You may be tired of my opinions and experiences as a writer so I have a guest blogger for you today. Charlie Hudson finished up her career in the army and then decided to become a writer and novelist.
Here’s her take on the process of becoming an author in midlife:
Off with my combat boots and onto the computer, that really is the simplest way to describe my transition from the Army to freelance writer. Like most things, however, it was not a simple or painless process.
My childhood dream of writing couldn’t withstand the concept of starving artist and the reasons why I went into the Army for 22 years instead of two is an entirely different story. Several events reignited my desire to write and after retirement I took time off. First I completed Orchids in the Snow, a novel about a military wife, and ran headlong into the realities of attempting to enter the publishing world with no contacts and little experience. Ah, the things I didn’t know and the mistakes I made because of those things that I didn’t know!
Let me just say that after constant rejections, my decision to pursue independent publishing was not as much incorrect, as it was an inadequately informed choice. There were three or four specific points in time that I made inappropriate decisions based on what I wanted to believe rather than what was true. This is why I’m more than happy to share my experiences with aspiring authors. Three pieces of basic advice:
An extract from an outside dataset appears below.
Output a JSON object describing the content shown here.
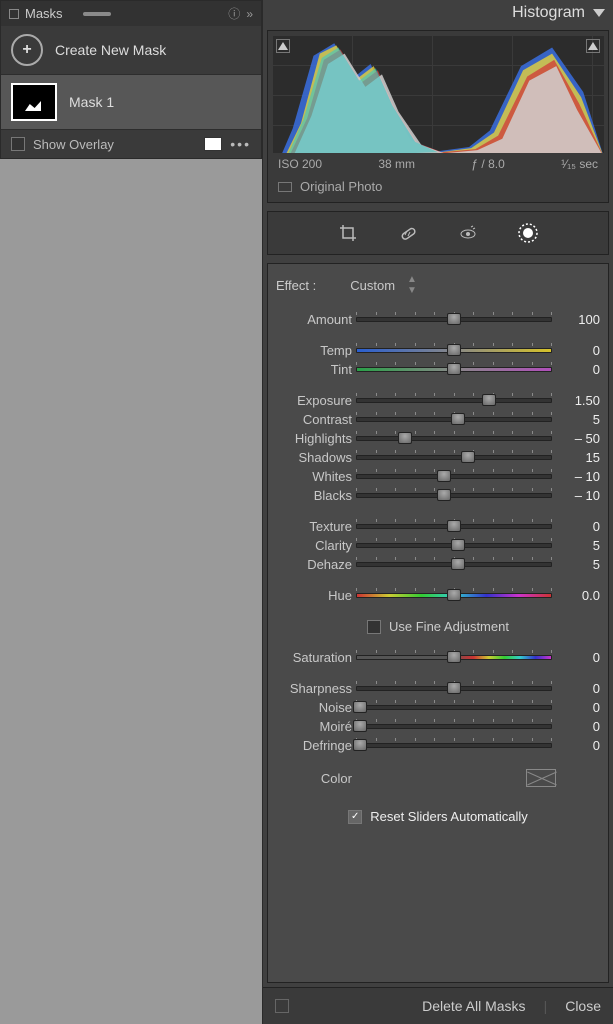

1) find a good writers’ group and/or support like this blog 2) understand that once you set onto the path of self-publishing, you often decease your chances for mainstream publishing 3) understand that you must be a marketer as well as writer
With all of that said, I discovered that I had a talent for technical writing. I had always considered “technical writing” to mean computers and engineering, but those are not the only areas. In my case, staff studies and reports from my military days carried over into the corporate world. Voila!, a means to be paid for writing and fund my books.
In the spirit of full disclosure, have I had a great commercial breakthrough with my books so that I consider them to be profitable? No, although I have a loyal following that continues to grow. Do I enjoy technical writing? Yes, I do and as a freelance writer, I work only project-by-project. That does of course have all the peaks and valleys of freelance work, but one of my writers’ groups helped me learn how to manage the erratic income flow.